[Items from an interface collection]
____

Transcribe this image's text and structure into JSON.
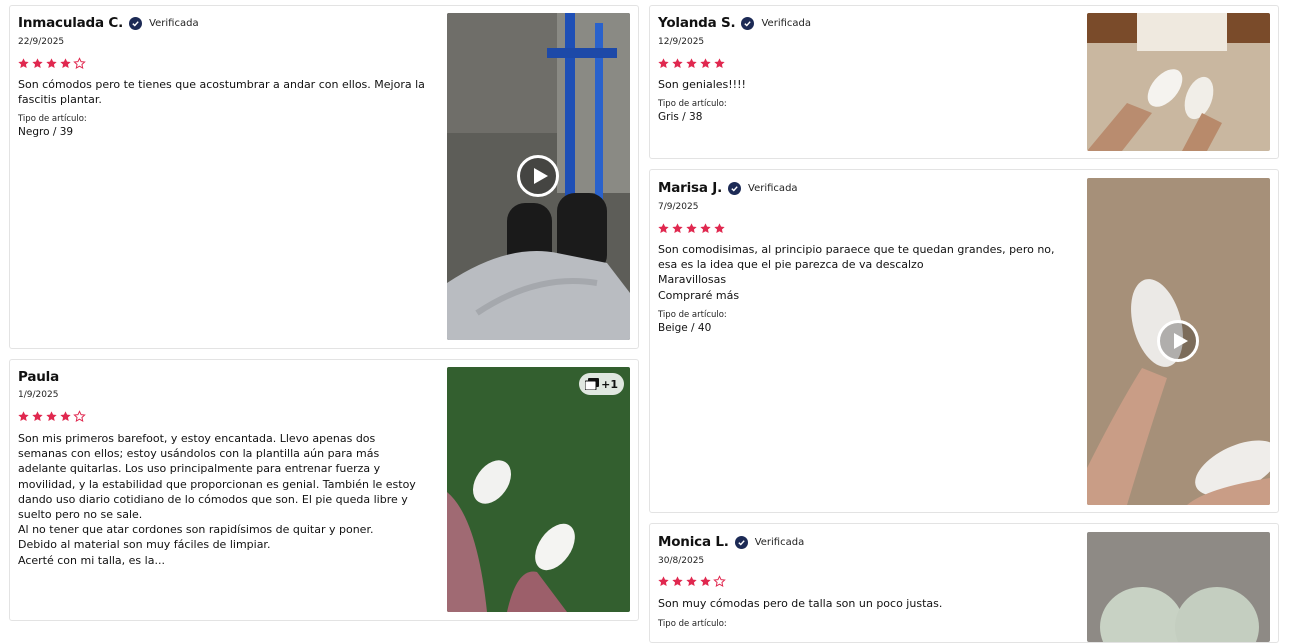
{
  "colors": {
    "star": "#e0284f",
    "badge": "#1c2a55",
    "border": "#e3e3e3"
  },
  "reviews": [
    {
      "name": "Inmaculada C.",
      "verified": "Verificada",
      "date": "22/9/2025",
      "rating": 4,
      "text": "Son cómodos pero te tienes que acostumbrar a andar con ellos. Mejora la fascitis plantar.",
      "item_type_label": "Tipo de artículo:",
      "item_type": "Negro / 39",
      "media": {
        "kind": "video",
        "icon": "play-icon"
      }
    },
    {
      "name": "Paula",
      "verified": "",
      "date": "1/9/2025",
      "rating": 4,
      "text": "Son mis primeros barefoot, y estoy encantada. Llevo apenas dos semanas con ellos; estoy usándolos con la plantilla aún para más adelante quitarlas. Los uso principalmente para entrenar fuerza y movilidad, y la estabilidad que proporcionan es genial. También le estoy dando uso diario cotidiano de lo cómodos que son. El pie queda libre y suelto pero no se sale.\nAl no tener que atar cordones son rapidísimos de quitar y poner.\nDebido al material son muy fáciles de limpiar.\nAcerté con mi talla, es la...",
      "media": {
        "kind": "photo",
        "icon": "gallery-icon",
        "extra_count": "+1"
      }
    },
    {
      "name": "Yolanda S.",
      "verified": "Verificada",
      "date": "12/9/2025",
      "rating": 5,
      "text": "Son geniales!!!!",
      "item_type_label": "Tipo de artículo:",
      "item_type": "Gris / 38",
      "media": {
        "kind": "photo"
      }
    },
    {
      "name": "Marisa J.",
      "verified": "Verificada",
      "date": "7/9/2025",
      "rating": 5,
      "text": "Son comodisimas, al principio paraece que te quedan grandes, pero no, esa es la idea que el pie parezca de va descalzo\nMaravillosas\nCompraré más",
      "item_type_label": "Tipo de artículo:",
      "item_type": "Beige / 40",
      "media": {
        "kind": "video",
        "icon": "play-icon"
      }
    },
    {
      "name": "Monica L.",
      "verified": "Verificada",
      "date": "30/8/2025",
      "rating": 4,
      "text": "Son muy cómodas pero de talla son un poco justas.",
      "item_type_label": "Tipo de artículo:",
      "media": {
        "kind": "photo"
      }
    }
  ]
}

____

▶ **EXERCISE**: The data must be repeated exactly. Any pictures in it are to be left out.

▶ **SOLUTION TO THIS EXERCISE**:
Transcribe this image's text and structure into JSON.
{
  "colors": {
    "star": "#e0284f",
    "badge": "#1c2a55",
    "border": "#e3e3e3"
  },
  "reviews": [
    {
      "name": "Inmaculada C.",
      "verified": "Verificada",
      "date": "22/9/2025",
      "rating": 4,
      "text": "Son cómodos pero te tienes que acostumbrar a andar con ellos. Mejora la fascitis plantar.",
      "item_type_label": "Tipo de artículo:",
      "item_type": "Negro / 39",
      "media": {
        "kind": "video",
        "icon": "play-icon"
      }
    },
    {
      "name": "Paula",
      "verified": "",
      "date": "1/9/2025",
      "rating": 4,
      "text": "Son mis primeros barefoot, y estoy encantada. Llevo apenas dos semanas con ellos; estoy usándolos con la plantilla aún para más adelante quitarlas. Los uso principalmente para entrenar fuerza y movilidad, y la estabilidad que proporcionan es genial. También le estoy dando uso diario cotidiano de lo cómodos que son. El pie queda libre y suelto pero no se sale.\nAl no tener que atar cordones son rapidísimos de quitar y poner.\nDebido al material son muy fáciles de limpiar.\nAcerté con mi talla, es la...",
      "media": {
        "kind": "photo",
        "icon": "gallery-icon",
        "extra_count": "+1"
      }
    },
    {
      "name": "Yolanda S.",
      "verified": "Verificada",
      "date": "12/9/2025",
      "rating": 5,
      "text": "Son geniales!!!!",
      "item_type_label": "Tipo de artículo:",
      "item_type": "Gris / 38",
      "media": {
        "kind": "photo"
      }
    },
    {
      "name": "Marisa J.",
      "verified": "Verificada",
      "date": "7/9/2025",
      "rating": 5,
      "text": "Son comodisimas, al principio paraece que te quedan grandes, pero no, esa es la idea que el pie parezca de va descalzo\nMaravillosas\nCompraré más",
      "item_type_label": "Tipo de artículo:",
      "item_type": "Beige / 40",
      "media": {
        "kind": "video",
        "icon": "play-icon"
      }
    },
    {
      "name": "Monica L.",
      "verified": "Verificada",
      "date": "30/8/2025",
      "rating": 4,
      "text": "Son muy cómodas pero de talla son un poco justas.",
      "item_type_label": "Tipo de artículo:",
      "media": {
        "kind": "photo"
      }
    }
  ]
}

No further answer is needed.